Imagine if your trash can automatically swings open as you are approaching with a heavy pile of trash? In Yard 1, Xinfeng Street, in Beijing’s Xicheng district, the trash cans “facially recognise” residents and open up as they approach with multiple packets of waste.
In addition, QR coded garbage bags help building management figure out if the right trash has been dropped into the right bin. And, good waste-sorting behaviour is rewarded based on accumulated points with eggs, salt, toilet rolls, and detergent or erasers for kids.
Simply put, residents look straight at a camera, which verifies their information and opens up the lid of the chosen trash can — seven in all. But first, residents have to be registered through an app, which also clocks points for reward points the reward, and can then throw all waste or four kinds of recyclables — paper, plastic, metals and textiles — by just staring at a camera.
Li Na, a staff member at the residential community’s building management, told The Indian Express that volunteers help residents figure out what trash goes into which bin. Residents also have access to a QR-coded garbage bag dispensing machine, she said.
“With these bags with QR codes on them, we can trace the resident who bought the bags (30 Yuan each) and guide them if they have placed the wrong waste in the wrong bin,” she said. This system, almost three months old, is an improvement to the older system of handing out 90 QR code stickers to each family to last them three months. “That was effective but a waste of paper. Now everything is done through an app,” Li said.
Further, every Thursday morning, the building management holds educational events to explain to residents about waste-sorting. “Roughly 70 per cent of the residents are accustomed to waste-sorting, and the remaining 30 per cent need some stronger guidance,” she said. Explanatory videos also run on screens inside the elevators of buildings.
This smart garbage-sorting system is a pilot project under the Desheng Subdistrict Office in this residential community which has attempted to sort trash since 2006, according to Chinese state media.

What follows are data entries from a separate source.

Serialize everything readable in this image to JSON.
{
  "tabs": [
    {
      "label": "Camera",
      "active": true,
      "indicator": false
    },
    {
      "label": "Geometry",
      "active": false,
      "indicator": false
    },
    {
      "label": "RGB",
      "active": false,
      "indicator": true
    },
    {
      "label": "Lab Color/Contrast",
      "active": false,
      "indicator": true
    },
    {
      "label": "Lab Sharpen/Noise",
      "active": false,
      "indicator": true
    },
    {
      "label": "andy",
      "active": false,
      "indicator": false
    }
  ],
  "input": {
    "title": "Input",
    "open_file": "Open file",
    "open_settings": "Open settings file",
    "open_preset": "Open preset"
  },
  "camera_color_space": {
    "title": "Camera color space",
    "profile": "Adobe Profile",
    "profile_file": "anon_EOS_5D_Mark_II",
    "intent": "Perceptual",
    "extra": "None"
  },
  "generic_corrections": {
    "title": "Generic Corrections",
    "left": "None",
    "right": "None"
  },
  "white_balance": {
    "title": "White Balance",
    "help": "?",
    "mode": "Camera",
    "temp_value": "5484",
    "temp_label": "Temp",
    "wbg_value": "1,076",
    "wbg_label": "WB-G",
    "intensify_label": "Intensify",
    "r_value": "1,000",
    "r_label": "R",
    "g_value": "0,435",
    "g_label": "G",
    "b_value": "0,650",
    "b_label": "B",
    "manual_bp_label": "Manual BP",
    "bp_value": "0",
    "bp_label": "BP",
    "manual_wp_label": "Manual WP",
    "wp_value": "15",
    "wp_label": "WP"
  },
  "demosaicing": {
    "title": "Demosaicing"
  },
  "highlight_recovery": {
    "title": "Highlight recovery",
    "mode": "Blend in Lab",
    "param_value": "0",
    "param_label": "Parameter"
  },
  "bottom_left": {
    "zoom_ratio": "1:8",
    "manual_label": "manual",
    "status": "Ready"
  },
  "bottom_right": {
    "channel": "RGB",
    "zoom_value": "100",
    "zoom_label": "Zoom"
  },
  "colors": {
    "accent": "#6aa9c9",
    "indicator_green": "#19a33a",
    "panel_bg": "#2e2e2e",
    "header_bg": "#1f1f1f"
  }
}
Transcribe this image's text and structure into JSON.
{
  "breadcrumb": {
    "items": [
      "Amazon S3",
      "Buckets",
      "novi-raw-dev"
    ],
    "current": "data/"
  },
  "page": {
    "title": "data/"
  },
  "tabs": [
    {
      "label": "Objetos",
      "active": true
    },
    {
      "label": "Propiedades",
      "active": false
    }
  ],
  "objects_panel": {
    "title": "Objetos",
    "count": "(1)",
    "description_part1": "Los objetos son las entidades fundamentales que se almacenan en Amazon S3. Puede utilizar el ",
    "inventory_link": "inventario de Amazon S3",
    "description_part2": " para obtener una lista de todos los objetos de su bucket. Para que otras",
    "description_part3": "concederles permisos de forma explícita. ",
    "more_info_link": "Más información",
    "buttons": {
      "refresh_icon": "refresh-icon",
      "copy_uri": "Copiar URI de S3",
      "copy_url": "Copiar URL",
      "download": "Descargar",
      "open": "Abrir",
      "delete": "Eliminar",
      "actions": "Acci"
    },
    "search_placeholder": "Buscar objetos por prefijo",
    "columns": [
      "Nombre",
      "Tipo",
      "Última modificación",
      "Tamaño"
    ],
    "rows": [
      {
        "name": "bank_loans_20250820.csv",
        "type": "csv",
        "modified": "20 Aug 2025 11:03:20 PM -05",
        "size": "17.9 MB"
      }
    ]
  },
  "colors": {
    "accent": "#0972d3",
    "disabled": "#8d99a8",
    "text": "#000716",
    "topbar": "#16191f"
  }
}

Information with the building management revealed there are more than 1,900 permanent residents, and more than 80 per cent are central government employees. In all, there are 29 units of trash bins across the 16 buildings.
After Shanghai made it compulsory for people and businesses to sort their garbage into four types on July 1, Beijing is expected to follow suit. The efforts are part of China’s national push to reduce waste and increase recycling, according to the Ministry of Housing and Urban-Rural Development, through which China hopes 46 cities will recycle more than 35 per cent of overall waste by 2020.
At Xinfeng Street, garbage sorting has been a part of life for over a decade, say residents. In 2014, a workspace to process kitchen waste was built inside the community, which now processes 1.5 tonnes of kitchen waste every day, and the water residue that is produced can be discharged directly into the municipal pipe network, said Li.
Yet, the trash bins don’t open for everybody in Xinfeng Street. Not for 12-year-old Zhong Zimo’s grandfather who, on a sweltering afternoon, was attempting to dispose of an assortment of waste, including a red teddy bear. The 70-year-old, who did not wish to be named, said: “I don’t live here. I am visiting my son and not very sure how these bins work.”
At the time The Indian Express visited the residential community, many of the senior citizens simply pushed the button to open up the bins, instead of using the artificial intelligence system.
On 72-year-old Cheng Shifang’s phone is an app she downloaded via the Chinese messaging app WeChat, to dispose waste using AI. “The app registers my personal information, links the account with family members, registers me for facial recognition, and teaches me how to put things in the waste bin, and I am informed of the points I accumulate for following the procedure,” she said.